For many of us, replacing our vehicle’s timing belt isn’t a top-of-mind activity. But knowing when this critical engine part needs to be replaced can save you hundreds of dollars and a sudden, aggravating breakdown along the Edens or while driving around Vernon Hills. Here’s why…
When it comes to timing belts, it’s all in the name. The timing belt keeps your car’s valves, pistons, camshafts and crankshaft all rotating in sync. This belt controls when the camshaft(s) opens and closes the intake and exhaust valves, and it controls the crankshaft, which moves the pistons up and down inside the engine cylinders.
Over time and miles, timing belts become worn and they need to be replaced as part of your vehicle’s preventive maintenance schedule. This is not something you want to gamble with.

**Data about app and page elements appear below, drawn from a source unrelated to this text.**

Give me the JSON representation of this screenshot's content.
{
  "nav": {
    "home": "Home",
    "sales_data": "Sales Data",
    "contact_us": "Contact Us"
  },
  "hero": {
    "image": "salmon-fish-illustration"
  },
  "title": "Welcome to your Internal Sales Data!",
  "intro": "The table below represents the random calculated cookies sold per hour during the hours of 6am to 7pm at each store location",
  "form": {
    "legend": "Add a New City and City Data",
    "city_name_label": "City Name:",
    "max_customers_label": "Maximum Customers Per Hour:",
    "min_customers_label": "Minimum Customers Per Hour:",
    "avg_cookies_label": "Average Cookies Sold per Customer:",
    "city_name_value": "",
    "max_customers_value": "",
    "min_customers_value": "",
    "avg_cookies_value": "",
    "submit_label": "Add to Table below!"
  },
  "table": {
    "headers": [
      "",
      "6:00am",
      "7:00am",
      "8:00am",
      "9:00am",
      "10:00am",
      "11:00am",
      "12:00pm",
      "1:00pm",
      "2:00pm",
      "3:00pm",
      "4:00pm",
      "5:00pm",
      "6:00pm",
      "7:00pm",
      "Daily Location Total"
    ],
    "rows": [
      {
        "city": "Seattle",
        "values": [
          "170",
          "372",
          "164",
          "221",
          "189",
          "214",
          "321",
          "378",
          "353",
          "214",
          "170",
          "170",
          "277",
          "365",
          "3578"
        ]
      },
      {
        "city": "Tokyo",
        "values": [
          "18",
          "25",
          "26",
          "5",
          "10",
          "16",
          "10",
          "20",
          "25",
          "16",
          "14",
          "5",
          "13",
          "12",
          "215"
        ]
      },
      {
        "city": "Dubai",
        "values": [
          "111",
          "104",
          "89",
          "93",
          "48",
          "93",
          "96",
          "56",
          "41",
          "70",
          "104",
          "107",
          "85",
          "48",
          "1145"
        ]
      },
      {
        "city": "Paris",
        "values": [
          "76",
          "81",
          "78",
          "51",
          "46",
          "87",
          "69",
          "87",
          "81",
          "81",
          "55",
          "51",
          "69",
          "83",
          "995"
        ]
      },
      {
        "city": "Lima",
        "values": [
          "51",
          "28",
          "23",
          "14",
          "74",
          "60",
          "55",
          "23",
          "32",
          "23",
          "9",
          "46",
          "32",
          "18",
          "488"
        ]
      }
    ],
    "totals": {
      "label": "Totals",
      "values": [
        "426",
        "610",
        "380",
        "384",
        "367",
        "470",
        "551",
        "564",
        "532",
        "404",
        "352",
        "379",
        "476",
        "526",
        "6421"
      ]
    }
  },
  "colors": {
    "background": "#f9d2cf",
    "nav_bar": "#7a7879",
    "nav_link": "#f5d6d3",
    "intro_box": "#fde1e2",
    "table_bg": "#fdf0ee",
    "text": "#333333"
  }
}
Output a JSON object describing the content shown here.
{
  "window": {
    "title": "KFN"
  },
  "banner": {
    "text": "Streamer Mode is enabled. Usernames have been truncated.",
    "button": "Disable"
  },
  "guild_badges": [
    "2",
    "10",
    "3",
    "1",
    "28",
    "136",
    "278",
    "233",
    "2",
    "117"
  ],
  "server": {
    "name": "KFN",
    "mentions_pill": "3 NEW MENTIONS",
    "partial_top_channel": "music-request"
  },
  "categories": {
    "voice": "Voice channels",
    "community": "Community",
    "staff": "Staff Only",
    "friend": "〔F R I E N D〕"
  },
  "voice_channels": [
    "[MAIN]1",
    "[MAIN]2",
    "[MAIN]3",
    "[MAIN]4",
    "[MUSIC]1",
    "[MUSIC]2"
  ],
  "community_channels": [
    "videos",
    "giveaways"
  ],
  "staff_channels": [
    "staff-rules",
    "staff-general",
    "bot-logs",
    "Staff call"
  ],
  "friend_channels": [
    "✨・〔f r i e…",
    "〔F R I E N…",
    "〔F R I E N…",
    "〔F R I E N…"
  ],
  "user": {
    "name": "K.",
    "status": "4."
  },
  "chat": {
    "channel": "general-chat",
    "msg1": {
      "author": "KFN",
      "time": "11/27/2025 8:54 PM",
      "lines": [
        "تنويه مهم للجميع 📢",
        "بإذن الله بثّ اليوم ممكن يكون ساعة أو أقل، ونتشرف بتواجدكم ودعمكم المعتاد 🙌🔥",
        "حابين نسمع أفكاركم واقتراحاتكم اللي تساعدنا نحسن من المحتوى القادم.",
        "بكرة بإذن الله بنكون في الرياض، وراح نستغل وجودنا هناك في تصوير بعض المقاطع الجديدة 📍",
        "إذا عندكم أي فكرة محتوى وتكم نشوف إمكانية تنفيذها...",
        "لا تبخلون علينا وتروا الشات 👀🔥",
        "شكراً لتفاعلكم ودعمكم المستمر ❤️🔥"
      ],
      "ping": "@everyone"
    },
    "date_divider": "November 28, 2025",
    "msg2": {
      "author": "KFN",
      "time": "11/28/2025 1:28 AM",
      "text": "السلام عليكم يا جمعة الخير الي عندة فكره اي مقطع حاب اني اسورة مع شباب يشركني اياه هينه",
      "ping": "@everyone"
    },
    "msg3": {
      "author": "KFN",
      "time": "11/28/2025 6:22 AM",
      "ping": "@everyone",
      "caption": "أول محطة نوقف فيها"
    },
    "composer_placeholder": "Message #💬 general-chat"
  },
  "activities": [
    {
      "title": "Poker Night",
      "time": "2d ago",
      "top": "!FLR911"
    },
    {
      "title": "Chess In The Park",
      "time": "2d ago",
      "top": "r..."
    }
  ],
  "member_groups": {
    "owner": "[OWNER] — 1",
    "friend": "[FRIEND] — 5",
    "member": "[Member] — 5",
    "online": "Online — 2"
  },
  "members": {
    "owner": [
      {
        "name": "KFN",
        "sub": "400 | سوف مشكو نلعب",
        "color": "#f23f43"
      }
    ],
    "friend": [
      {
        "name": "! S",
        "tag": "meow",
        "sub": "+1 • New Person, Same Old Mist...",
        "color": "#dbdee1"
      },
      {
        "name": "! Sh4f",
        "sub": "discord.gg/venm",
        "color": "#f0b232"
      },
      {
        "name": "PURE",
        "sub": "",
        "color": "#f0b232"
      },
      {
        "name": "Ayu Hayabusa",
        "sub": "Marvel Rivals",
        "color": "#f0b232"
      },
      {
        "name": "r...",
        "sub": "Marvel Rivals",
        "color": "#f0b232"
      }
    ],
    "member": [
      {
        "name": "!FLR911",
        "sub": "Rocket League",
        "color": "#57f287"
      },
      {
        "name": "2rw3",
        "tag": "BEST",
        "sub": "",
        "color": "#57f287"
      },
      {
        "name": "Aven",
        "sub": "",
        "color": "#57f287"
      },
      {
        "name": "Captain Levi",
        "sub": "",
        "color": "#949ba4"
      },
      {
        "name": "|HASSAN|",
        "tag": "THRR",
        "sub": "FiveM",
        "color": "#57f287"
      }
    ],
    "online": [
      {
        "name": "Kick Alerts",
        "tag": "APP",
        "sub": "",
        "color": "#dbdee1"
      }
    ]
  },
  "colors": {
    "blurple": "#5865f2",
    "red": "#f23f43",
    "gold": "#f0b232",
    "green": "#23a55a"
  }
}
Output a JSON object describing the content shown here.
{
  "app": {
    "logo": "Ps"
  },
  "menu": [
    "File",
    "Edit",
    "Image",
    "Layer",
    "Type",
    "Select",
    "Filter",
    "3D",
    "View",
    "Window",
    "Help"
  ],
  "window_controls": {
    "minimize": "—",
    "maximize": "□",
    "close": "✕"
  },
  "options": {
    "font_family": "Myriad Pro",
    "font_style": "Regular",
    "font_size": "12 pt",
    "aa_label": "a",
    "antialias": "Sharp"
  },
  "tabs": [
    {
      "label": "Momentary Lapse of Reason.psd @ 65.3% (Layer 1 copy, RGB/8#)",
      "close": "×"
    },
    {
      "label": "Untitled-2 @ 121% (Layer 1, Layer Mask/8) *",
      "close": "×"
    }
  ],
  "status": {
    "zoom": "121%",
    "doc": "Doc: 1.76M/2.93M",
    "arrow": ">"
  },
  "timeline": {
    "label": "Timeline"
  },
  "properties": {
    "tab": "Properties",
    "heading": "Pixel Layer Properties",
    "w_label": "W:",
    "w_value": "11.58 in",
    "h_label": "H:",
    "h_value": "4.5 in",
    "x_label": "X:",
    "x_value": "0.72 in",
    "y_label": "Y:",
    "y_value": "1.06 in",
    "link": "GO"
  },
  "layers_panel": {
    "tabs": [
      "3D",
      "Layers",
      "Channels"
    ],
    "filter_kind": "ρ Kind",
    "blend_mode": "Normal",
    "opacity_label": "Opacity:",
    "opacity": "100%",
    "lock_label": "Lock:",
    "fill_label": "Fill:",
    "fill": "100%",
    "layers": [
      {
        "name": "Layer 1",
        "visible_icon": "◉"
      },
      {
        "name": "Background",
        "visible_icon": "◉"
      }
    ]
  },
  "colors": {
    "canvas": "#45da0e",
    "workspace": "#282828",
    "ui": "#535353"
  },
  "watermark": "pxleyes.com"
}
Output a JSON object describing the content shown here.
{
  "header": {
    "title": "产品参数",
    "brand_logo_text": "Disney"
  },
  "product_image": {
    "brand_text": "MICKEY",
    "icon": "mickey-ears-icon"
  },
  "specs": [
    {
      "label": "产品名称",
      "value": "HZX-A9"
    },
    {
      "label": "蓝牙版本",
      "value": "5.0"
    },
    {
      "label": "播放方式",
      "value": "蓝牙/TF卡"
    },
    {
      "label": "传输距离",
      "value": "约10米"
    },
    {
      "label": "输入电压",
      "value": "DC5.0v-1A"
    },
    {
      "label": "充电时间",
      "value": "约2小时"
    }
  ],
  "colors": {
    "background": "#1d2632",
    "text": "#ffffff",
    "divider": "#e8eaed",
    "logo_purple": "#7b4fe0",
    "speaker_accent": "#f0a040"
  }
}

There are few, if any, warning signs before a timing belt snaps, and if it does, your car will stall immediately and come to a stop wherever you happen to be. This means a call to a tow truck and an unexpected auto repair bill—and this is the best-case scenario.
Worst case: Your engine pistons and valves collide, leaving you with internal engine damage, anything from bent valves to a broken piston. In some cases, the valves can snap and damage the cylinder head as well. Often, the full extent of the damage isn’t even known until your technician disassembles the top part of the engine, removing the valve cover(s) and sometimes the cylinder head. This spells a repair that can easily hit the $2,000 and up range.
So when do you replace your timing belt? Manufacturers typically recommend a new timing belt at 90,000 or 105,000 miles. Your owner’s manual will tell you what is recommended for your vehicle. If you’re not sure, ask us and we’ll be happy to help provide the information.
It’s also important to note that, unlike serpentine or accessory belts, timing belts are nearly impossible to visually inspect. They do not show signs of cracking and wearing the same way accessory belts do, and they’re usually buried under a number of plastic engine shields and other components. The best insurance is to replace the timing belt according to your vehicle’s factory-recommended maintenance schedule.
When replacing your timing belt, it’s also smart money to replace the water pump at the same time. A water pump’s normal life span may not be much more than 100,000 miles, and the water pump is usually located behind or beside the timing belt. In those cases, it doesn’t cost that much more to replace the water pump when you’re already removing all the components required to access and replace the timing belt. If you replace the timing belt at 90,000 miles, you do not want to essentially do the same repair again in 10k or 20k — this time to replace the water pump. It’s much easier on the wallet to do both at once. The same is true for the timing belt tensioner – it should be inspected for wear and replaced if needed.
Can you hear the dollar signs adding up as you read this? Even though replacing the timing belt at the specified mileage typically costs several hundred dollars, it pales in comparison to the expense and inconvenience of a broken timing belt. Do yourself a favor and plan ahead for this auto service requirement. And if you have questions or need to buy some time, talk to us. We’re here to help! Schedule an appointment now.